## [What the task asks]
Go through the records and extract every line with the word "description".

Collected data entries
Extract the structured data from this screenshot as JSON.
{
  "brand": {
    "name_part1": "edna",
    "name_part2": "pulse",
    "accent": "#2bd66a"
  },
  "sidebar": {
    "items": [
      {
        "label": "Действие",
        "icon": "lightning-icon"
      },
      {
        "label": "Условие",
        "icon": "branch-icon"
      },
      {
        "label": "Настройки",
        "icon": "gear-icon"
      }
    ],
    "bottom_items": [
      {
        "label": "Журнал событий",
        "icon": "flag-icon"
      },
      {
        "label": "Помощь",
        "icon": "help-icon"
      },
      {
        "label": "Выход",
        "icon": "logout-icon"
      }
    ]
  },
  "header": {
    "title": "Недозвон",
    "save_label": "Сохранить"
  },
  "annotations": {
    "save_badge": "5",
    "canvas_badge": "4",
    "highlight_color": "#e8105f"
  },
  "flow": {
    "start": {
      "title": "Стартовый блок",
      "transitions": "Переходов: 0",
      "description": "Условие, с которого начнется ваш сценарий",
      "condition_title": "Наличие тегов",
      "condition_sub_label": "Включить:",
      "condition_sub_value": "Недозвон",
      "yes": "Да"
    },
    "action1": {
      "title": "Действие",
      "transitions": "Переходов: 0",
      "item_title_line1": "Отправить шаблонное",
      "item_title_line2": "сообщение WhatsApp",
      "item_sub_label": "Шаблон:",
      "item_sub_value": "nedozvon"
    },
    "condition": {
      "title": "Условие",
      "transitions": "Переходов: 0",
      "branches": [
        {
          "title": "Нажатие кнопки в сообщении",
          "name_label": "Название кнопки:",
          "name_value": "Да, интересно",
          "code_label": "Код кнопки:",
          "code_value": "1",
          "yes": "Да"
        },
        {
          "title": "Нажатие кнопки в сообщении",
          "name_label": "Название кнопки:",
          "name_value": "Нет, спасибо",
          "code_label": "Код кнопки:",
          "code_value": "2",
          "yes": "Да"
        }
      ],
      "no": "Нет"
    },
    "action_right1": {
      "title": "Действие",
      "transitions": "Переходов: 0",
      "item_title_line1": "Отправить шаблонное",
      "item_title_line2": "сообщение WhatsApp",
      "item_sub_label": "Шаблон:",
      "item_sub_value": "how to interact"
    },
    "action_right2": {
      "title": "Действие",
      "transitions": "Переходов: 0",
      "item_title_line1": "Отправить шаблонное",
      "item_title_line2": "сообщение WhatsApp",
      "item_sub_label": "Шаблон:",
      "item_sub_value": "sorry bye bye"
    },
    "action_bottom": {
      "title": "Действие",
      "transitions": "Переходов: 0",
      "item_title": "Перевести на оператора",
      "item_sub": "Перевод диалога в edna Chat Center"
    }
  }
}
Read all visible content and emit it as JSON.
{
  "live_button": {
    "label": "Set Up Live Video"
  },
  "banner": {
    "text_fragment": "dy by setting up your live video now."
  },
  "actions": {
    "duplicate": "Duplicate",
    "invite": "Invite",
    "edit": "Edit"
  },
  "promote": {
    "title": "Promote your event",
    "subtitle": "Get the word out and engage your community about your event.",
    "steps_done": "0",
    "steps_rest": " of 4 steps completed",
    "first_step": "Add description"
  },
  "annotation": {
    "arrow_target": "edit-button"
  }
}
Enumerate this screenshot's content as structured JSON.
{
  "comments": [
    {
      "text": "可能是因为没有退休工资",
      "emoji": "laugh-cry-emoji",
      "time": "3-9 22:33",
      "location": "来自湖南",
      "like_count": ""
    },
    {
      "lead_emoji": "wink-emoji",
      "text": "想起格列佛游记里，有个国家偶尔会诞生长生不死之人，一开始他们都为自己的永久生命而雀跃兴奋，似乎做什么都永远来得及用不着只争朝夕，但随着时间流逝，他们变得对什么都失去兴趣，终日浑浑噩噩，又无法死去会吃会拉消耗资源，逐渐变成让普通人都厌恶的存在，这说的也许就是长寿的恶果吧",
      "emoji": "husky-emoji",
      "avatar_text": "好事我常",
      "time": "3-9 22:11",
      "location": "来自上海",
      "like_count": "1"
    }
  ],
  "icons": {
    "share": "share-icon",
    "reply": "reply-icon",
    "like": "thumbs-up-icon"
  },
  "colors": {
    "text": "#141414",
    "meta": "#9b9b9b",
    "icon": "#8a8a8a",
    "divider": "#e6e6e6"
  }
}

## [The answer]
      "description": "Условие, с которого начнется ваш сценарий",
    "first_step": "Add description"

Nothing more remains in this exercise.